Health & Habits
Creatine for Women: Why You Should Start Taking Creatine
Posted March 23, 2022
Creatine monohydrate is considered one of the top ergogenic aids on the market today. Despite its wide usage, popularity, and research surrounding the supplement’s benefits, female athletes may sometimes be misinformed on the usage, safety, and purpose of creatine as an exercise performance aid.
We’ve covered the basics of creatine here, but in short, it’s a well known supplement that can enhance strength, increase muscle mass, and improve exercise performance. Many women who train don’t take it as they fear serious muscle gains and the perception of looking “bulky”, and have also heard it causes water retention and weight gain. While some of this is partially true, some is situational.
While creatine can cause our muscles to draw in minor amounts of intracellular water, research reveals creatine supplementation - combined with resistance training - leads to more lean body mass and lower fat mass. Creatine simply helps maximize the results from training for our specific goals. If the goal is to bulk up, and we train accordingly and eat large amounts of food for that goal, creatine can definitely help. But if the goal is to lean out and tone up, then we’ll be training and eating differently, and creatine can help reach those goals as well.
Creatine monohydrate is one of the most researched supplements in the world, and no significant harmful effects have been found in healthy individuals. One study examined long term creatine supplementation in untrained females, and found that creatine supplementation increased fat free mass and significantly increased lower body muscle strength and power. The study used a loading phase (about 20g) for 4 days, followed by a low dose (5g per day) for 10 weeks along with a resistance training program of 1 hour a day, 3 days a week for 10 weeks. This was considered a long term supplementation protocol, and no harmful effects were reported; only performance gains.
Creatine can be taken at any time of day, mixed with a liquid like water or juice. Research on whether to take creatine before or after a workout is mixed, but the bottom line is that it’s best taken on the same day as our workout. Like other vitamins and supplements, creatine is also most helpful when part of a consistent routine and is recommended daily. Adding it to morning smoothies, juices, or protein recovery shakes can help make that daily habit stick. Research shows that within one month, doses of 3-5 grams of creatine per day build up well in our muscles, and there is no difference in this “saturation” window for either men or women.
When choosing a creatine supplement, it’s ideal to select a powdered creatine supplement made with the highest quality of creatine monohydrate. The powder form is more easily absorbed by the body rather than a pill or capsule, and despite the varied types of creatine available today, monohydrate has been the most widely studied form and is referred to as the “gold standard”. It’s also important to choose a supplement that is free of excess calories, added sugars, and extra ingredients we simply don’t need, and VEDGE™ Creatine+ leaves all those behind.

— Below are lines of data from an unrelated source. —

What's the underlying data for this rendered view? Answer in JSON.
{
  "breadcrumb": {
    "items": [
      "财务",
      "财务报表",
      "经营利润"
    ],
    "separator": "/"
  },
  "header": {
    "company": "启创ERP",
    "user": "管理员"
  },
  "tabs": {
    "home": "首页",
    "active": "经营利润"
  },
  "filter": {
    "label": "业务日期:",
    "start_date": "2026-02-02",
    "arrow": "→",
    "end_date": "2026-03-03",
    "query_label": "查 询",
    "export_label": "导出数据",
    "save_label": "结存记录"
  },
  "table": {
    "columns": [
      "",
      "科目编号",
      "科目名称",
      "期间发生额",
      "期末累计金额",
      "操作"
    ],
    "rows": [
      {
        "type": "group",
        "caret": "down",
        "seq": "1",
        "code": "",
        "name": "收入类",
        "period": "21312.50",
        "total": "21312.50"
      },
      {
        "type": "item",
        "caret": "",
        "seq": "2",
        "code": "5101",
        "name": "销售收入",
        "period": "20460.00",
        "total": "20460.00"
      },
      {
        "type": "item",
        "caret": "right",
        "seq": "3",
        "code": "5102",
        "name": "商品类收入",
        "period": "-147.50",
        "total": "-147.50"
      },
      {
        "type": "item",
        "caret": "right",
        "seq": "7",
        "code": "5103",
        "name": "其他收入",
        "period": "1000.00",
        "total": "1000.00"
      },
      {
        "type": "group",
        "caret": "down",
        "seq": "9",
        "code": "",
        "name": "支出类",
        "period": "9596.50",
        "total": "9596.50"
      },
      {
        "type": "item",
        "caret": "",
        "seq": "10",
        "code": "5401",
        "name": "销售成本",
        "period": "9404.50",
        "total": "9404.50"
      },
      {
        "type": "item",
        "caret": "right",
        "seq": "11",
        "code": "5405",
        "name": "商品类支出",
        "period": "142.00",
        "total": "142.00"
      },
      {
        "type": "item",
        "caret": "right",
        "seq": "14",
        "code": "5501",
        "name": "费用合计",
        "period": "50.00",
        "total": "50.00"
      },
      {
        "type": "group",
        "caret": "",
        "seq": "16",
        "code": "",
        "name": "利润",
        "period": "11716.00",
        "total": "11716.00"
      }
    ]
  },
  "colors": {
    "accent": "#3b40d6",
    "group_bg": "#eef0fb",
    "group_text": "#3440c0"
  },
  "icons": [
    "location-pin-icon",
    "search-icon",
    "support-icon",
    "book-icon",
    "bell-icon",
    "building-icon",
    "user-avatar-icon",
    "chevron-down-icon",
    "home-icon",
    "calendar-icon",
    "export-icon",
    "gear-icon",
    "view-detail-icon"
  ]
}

We use only the highest grade creatine monohydrate as well as Peak02® - a trademarked ingredient with proven studies showing increases in strength, energy, and performance. Peak02 is made up of 6 adaptogenic mushrooms, which all have powerful recovery and restorative effects on the body. They help promote blood transport and deliver higher amounts of oxygen during stressful events - like long training sessions - so both men and women can push themselves longer without breaking down or fatiguing.

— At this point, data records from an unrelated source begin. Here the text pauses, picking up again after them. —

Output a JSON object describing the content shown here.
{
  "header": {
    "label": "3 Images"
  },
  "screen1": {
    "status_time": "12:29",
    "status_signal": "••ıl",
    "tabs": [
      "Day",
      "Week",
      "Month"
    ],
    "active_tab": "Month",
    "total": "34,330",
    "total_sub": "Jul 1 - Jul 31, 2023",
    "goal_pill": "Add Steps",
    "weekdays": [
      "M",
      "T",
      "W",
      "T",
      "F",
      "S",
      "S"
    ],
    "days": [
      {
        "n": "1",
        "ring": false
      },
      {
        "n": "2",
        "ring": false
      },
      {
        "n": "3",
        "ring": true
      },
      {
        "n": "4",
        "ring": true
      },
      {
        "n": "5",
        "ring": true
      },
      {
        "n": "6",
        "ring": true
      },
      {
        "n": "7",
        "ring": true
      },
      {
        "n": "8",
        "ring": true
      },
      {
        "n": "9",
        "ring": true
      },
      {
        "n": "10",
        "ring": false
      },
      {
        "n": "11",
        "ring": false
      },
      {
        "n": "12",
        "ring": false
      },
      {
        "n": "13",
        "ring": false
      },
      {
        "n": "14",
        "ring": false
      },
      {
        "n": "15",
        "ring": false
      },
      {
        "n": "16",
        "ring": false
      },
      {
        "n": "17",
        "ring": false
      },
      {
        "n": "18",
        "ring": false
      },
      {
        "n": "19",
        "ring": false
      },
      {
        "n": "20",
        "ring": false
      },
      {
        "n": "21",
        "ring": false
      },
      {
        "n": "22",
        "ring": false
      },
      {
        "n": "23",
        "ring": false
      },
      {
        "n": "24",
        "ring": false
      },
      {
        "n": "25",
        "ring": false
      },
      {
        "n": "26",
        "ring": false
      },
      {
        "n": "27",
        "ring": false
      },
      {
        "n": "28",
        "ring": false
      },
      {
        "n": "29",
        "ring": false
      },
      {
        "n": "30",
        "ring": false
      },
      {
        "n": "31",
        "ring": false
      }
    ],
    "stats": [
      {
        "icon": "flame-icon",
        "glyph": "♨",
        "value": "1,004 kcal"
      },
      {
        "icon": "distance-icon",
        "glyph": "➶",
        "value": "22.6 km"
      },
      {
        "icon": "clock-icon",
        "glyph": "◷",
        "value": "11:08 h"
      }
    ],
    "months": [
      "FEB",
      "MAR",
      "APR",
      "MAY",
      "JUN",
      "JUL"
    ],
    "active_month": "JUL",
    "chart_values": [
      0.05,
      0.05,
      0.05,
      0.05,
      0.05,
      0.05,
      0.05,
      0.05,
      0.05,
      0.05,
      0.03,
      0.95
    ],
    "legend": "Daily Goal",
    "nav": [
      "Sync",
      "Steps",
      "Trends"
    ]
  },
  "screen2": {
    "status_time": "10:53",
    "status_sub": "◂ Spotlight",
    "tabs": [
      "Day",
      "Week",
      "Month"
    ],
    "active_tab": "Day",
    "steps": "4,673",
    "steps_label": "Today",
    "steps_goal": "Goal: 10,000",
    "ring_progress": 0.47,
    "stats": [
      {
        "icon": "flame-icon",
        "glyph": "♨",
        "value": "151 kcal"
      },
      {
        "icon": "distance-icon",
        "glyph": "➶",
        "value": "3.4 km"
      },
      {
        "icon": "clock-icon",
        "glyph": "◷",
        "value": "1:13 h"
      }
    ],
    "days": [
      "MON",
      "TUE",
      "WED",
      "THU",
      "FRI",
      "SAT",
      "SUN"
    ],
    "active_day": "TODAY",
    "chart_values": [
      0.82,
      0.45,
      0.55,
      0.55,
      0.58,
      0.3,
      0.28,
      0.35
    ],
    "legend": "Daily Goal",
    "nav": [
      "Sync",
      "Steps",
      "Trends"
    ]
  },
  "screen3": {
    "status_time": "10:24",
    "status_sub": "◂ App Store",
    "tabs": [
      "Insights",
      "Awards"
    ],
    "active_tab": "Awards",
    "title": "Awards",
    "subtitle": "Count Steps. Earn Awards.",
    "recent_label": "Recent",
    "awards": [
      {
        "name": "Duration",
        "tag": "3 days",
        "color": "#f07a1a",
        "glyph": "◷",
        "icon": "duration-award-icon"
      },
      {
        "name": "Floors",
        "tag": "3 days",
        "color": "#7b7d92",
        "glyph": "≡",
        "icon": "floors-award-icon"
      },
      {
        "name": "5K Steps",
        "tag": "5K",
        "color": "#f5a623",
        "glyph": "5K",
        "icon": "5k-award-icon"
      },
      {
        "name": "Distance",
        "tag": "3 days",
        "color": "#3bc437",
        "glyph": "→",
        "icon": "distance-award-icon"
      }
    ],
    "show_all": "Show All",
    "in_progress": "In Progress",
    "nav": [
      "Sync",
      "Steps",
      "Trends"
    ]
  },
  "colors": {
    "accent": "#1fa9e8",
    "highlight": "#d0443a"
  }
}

TRY IT FOR YOURSELF!
By Vedge Nutrition
At Vedge Nutrition, we understand the power of our customers' purchasing decisions and strive to make a positive impact on the world through our business. That's why we're proud members of 1% for the Planet, an organization that connects businesses with non-profits working to tackle our planet's most pressing environmental issues. Through our membership, we've had the opportunity to partner with the International Anti-Poaching Foundation (IAPF), a non-profit organization dedicated to protecting endangered wildlife and their habitats.

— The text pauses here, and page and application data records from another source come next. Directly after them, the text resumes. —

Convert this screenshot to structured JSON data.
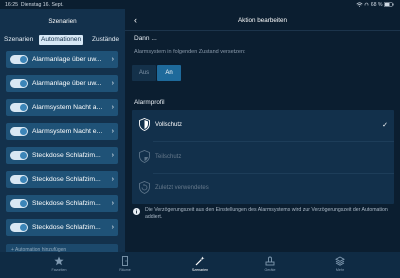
{
  "status_bar": {
    "time": "16:25",
    "date": "Dienstag 16. Sept.",
    "battery": "68 %"
  },
  "sidebar": {
    "title": "Szenarien",
    "tabs": [
      "Szenarien",
      "Automationen",
      "Zustände"
    ],
    "active_tab": "Automationen",
    "items": [
      {
        "label": "Alarmanlage über uw...",
        "enabled": true
      },
      {
        "label": "Alarmanlage über uw...",
        "enabled": true
      },
      {
        "label": "Alarmsystem Nacht a...",
        "enabled": true
      },
      {
        "label": "Alarmsystem Nacht e...",
        "enabled": true
      },
      {
        "label": "Steckdose Schlafzim...",
        "enabled": true
      },
      {
        "label": "Steckdose Schlafzim...",
        "enabled": true
      },
      {
        "label": "Steckdose Schlafzim...",
        "enabled": true
      },
      {
        "label": "Steckdose Schlafzim...",
        "enabled": true
      }
    ],
    "add_label": "+ Automation hinzufügen"
  },
  "main": {
    "title": "Aktion bearbeiten",
    "dann": "Dann ...",
    "alarm_desc": "Alarmsystem in folgenden Zustand versetzen:",
    "toggle": {
      "off": "Aus",
      "on": "An",
      "selected": "An"
    },
    "profil_label": "Alarmprofil",
    "profiles": [
      {
        "label": "Vollschutz",
        "icon": "shield-full-icon",
        "selected": true
      },
      {
        "label": "Teilschutz",
        "icon": "shield-partial-icon",
        "selected": false
      },
      {
        "label": "Zuletzt verwendetes",
        "icon": "shield-history-icon",
        "selected": false
      }
    ],
    "info_text": "Die Verzögerungszeit aus den Einstellungen des Alarmsystems wird zur Verzögerungszeit der Automation addiert."
  },
  "tabbar": {
    "items": [
      {
        "label": "Favoriten",
        "icon": "star-icon"
      },
      {
        "label": "Räume",
        "icon": "door-icon"
      },
      {
        "label": "Szenarien",
        "icon": "magic-wand-icon"
      },
      {
        "label": "Geräte",
        "icon": "device-icon"
      },
      {
        "label": "Mehr",
        "icon": "layers-icon"
      }
    ],
    "active": "Szenarien"
  },
  "colors": {
    "background": "#0b1e30",
    "sidebar": "#13314c",
    "item": "#1f5277",
    "accent": "#1e6a9b",
    "panel": "#12304b"
  }
}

Commonly used by gym rats and fitness fanatics, creatine is undoubtedly the king of all nutritional supplements, and for the right reasons. It’s well-researched to support the body’s energy needs safely and effectively and has an extraordinary ability to help us exercise longer and harder while increasing our muscle gains. Additionally, as scientists continue to expand the research horizons, another noticeable effect of creatine has recently surfaced: cognitive support. As we add this to the list of benefits creatine provides, it can be very helpful to understand its precise effects on the brain.
The point of deliberate exercise is to induce a workload on our bodies so that we adapt to similar stresses in the future. After we break down the body, it immediately works to repair itself. An important distinction with any type of training is that we never grow while we work out; only when we rest and recover. The right supplements and nutrition like calcium, magnesium, vitamin C and vitamin E are just a few highlights that help repair the body for the next stress load.
Macronutrients are the nutrients we need in larger quantities to provide us with energy, and are categorized as fats, proteins and carbohydrates. Micronutrients, conversely, are mostly vitamins and minerals, and are equally important, but consumed in smaller amounts. Thankfully, eating a wide variety of foods on a regular basis allows us to hit both our daily macronutrient and micronutrient needs.